Created value and what is easier to manufacture and sell.
So why is this happening? Why can be pinnned butterflies sold for hundreds of thousands but a today's relative of duchamp's abstract forms can't or is sold under price?
The thing is - art is not a mathematic discipline. It can not be counted or measured. This fact opens a room for a speculation - we can "count" art as we please, there is no law nor precise logic of how to define a price tag for an artistic piece, we always "make it up". We can do it in honesty or we can speculate.
The name of this paragraph is tied with the problem of quality vs. its monetary potential on the market - how easy it is to sell. To sell well, it should ideally be visually / semantically relatable - simple - or controversial, ideally both.
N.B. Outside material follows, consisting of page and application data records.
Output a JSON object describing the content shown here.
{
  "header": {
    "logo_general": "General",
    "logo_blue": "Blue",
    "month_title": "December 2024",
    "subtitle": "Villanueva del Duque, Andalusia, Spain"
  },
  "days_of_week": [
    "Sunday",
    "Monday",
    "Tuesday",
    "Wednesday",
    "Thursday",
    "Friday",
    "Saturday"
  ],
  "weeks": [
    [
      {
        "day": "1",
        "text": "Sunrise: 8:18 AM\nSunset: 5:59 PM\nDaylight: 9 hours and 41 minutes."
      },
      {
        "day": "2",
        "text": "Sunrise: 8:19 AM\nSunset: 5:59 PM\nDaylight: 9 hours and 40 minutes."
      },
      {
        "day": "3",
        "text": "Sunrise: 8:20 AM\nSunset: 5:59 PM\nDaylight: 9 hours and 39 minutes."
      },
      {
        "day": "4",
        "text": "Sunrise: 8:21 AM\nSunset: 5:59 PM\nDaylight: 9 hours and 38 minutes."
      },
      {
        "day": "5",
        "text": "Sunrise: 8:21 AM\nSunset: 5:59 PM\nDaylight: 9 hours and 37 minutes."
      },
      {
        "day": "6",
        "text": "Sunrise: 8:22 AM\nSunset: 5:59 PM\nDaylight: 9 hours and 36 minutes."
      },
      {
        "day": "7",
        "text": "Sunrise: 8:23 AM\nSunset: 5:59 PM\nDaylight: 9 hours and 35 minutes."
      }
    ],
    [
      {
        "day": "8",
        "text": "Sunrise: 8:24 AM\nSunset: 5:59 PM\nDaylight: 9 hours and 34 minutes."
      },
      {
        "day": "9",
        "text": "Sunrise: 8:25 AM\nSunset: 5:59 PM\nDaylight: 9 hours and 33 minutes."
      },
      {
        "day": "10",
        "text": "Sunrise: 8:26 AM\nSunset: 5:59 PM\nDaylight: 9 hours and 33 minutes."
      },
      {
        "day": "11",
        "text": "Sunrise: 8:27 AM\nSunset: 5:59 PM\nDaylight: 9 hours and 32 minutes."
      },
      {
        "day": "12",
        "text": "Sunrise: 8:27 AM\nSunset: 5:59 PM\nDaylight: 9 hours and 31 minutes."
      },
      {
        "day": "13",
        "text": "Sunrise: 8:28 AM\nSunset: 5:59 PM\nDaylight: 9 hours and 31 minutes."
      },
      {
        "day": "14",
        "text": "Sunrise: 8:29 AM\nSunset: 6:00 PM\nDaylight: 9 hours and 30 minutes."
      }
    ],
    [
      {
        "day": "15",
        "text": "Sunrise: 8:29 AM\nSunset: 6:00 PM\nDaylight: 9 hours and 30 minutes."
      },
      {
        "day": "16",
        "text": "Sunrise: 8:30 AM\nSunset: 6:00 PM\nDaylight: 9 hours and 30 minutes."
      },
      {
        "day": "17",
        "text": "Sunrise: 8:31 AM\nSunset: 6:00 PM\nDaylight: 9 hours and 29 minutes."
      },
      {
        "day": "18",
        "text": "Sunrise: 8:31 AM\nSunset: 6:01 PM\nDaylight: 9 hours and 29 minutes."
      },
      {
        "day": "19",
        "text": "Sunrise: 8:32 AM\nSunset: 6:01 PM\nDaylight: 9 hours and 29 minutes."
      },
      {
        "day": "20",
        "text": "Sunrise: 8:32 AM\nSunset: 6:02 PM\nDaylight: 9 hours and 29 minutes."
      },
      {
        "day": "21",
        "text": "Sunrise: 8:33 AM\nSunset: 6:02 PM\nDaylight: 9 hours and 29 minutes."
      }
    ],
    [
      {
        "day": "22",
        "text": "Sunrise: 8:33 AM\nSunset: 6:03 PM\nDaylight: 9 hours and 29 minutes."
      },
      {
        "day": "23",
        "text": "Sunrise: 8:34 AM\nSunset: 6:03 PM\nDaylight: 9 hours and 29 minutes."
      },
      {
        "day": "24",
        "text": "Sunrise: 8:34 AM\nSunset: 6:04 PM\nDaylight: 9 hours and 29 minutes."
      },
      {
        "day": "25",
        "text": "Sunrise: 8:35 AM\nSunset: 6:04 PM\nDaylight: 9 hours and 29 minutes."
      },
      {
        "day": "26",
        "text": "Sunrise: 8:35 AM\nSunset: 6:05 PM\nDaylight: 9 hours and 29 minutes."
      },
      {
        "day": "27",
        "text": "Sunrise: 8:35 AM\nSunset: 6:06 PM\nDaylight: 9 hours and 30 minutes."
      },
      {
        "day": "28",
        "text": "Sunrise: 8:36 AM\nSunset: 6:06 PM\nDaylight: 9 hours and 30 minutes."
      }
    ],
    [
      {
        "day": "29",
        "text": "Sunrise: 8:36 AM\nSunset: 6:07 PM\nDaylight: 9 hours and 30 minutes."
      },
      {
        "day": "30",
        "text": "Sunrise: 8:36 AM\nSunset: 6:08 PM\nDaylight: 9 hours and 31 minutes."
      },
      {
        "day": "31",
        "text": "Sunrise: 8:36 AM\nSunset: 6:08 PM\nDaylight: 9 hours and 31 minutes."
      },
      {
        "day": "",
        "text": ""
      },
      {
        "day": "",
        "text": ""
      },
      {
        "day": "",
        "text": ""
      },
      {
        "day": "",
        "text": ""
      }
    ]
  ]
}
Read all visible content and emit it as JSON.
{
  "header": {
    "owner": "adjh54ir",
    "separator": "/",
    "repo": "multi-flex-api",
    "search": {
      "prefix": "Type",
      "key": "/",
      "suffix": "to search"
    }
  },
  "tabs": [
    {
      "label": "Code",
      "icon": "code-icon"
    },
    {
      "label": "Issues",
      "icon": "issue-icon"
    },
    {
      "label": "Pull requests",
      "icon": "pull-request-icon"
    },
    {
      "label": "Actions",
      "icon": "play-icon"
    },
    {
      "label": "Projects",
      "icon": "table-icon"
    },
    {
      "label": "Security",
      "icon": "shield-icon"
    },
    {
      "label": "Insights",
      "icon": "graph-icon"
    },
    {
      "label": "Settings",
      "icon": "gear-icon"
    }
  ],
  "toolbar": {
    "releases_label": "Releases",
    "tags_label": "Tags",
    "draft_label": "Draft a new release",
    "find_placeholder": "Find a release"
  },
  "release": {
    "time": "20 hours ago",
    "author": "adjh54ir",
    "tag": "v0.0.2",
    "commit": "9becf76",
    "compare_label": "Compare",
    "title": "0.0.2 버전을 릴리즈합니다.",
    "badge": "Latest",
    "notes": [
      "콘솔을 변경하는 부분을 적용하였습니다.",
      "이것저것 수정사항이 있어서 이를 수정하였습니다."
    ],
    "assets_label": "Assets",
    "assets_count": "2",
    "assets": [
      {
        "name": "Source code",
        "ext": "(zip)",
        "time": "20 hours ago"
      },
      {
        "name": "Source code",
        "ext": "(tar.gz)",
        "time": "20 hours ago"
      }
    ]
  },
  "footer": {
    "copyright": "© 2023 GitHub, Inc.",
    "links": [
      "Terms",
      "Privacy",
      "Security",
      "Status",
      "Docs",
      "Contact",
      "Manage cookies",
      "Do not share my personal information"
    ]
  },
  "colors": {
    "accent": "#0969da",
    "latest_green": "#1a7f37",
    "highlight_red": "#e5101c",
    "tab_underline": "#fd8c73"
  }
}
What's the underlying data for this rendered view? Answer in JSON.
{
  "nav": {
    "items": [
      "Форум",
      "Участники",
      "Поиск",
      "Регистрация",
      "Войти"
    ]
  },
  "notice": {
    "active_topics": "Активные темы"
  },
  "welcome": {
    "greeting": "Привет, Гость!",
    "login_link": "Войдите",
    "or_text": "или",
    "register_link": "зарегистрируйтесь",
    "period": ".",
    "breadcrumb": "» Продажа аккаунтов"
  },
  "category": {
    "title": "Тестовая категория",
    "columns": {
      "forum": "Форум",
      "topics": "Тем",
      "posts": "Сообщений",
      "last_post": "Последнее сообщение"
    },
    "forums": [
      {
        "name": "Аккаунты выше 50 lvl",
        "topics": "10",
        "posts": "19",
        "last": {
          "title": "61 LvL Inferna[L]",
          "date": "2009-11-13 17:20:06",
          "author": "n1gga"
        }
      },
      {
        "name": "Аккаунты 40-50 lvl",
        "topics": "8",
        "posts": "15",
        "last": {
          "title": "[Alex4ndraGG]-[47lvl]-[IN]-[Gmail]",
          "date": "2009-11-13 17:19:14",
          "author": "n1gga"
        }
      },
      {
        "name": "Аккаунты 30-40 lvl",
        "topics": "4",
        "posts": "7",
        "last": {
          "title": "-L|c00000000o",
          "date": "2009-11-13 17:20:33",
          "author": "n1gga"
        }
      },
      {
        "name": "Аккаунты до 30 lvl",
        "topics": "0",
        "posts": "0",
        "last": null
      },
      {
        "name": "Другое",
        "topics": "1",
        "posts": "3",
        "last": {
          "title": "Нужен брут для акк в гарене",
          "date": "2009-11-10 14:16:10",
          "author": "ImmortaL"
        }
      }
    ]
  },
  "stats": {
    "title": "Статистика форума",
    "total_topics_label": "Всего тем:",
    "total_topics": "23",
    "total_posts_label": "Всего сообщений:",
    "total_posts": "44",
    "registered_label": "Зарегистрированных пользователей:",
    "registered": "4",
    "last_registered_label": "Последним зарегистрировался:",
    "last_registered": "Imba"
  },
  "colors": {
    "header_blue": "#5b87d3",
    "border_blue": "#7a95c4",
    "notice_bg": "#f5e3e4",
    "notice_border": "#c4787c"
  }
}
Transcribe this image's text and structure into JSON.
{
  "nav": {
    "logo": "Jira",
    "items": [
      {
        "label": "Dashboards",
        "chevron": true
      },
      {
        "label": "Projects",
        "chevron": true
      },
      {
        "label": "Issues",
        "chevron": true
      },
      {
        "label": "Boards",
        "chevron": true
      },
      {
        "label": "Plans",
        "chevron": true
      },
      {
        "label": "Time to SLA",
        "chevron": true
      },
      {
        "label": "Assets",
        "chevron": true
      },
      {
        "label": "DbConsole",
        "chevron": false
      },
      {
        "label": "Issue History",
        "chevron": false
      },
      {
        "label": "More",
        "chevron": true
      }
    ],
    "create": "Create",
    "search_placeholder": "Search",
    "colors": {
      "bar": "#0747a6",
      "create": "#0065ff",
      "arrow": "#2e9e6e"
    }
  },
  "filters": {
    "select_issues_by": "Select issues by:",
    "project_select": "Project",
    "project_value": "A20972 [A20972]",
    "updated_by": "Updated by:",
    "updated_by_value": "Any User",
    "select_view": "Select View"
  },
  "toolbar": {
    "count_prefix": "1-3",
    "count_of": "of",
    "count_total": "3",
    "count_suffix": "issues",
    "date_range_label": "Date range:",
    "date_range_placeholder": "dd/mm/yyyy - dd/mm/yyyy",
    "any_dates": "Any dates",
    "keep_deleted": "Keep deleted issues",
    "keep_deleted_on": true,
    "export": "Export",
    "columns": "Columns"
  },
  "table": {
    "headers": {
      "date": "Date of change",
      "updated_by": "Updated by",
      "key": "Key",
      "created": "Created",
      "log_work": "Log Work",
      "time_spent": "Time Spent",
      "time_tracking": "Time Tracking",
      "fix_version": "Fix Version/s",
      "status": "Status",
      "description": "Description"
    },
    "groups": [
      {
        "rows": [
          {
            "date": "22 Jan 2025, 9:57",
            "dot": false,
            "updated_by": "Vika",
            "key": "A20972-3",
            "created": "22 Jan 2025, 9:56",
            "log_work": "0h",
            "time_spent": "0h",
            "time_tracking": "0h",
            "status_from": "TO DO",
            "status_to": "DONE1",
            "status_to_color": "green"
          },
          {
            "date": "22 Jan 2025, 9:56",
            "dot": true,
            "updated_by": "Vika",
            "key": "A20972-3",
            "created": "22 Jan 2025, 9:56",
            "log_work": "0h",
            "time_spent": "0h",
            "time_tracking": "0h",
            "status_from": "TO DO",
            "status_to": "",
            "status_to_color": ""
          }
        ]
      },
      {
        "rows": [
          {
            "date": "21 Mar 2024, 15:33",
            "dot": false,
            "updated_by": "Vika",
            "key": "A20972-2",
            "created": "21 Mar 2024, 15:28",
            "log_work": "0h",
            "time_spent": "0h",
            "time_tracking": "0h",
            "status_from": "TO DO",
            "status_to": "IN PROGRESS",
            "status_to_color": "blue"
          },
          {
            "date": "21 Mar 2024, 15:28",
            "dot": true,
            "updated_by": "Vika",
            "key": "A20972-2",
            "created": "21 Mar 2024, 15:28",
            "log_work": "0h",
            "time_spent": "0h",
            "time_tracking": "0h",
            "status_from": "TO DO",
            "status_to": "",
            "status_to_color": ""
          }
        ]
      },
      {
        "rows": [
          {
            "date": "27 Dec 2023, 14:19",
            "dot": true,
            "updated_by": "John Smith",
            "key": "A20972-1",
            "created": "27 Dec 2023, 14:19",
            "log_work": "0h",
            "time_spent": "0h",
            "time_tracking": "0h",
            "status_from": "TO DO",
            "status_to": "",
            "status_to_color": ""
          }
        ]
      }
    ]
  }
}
If something is simple and understandable in form and also controversial - it has a lot of potential. The next step is left to curators or owners of galleries who create the marketing allure around the sold subject or the author. You would be surprised how little is the difference sometimes between an "author" and a "product".
On the other hand, imagine selling and author with intricate, complex and semantically heavily layered work. It is not understandable, not relatable because it is usually too stylized and too hard to "understand". It is not marketable.
Truth to be told, fabrication of authors or their works may be in some case more of a subconscious search of curators / gallery owners / managers for "what might be successful on the market" rather than calculated, cold blooded stunt for our taste.
They are simply giving the market what it wants.
Part II. - The shift - to be continued.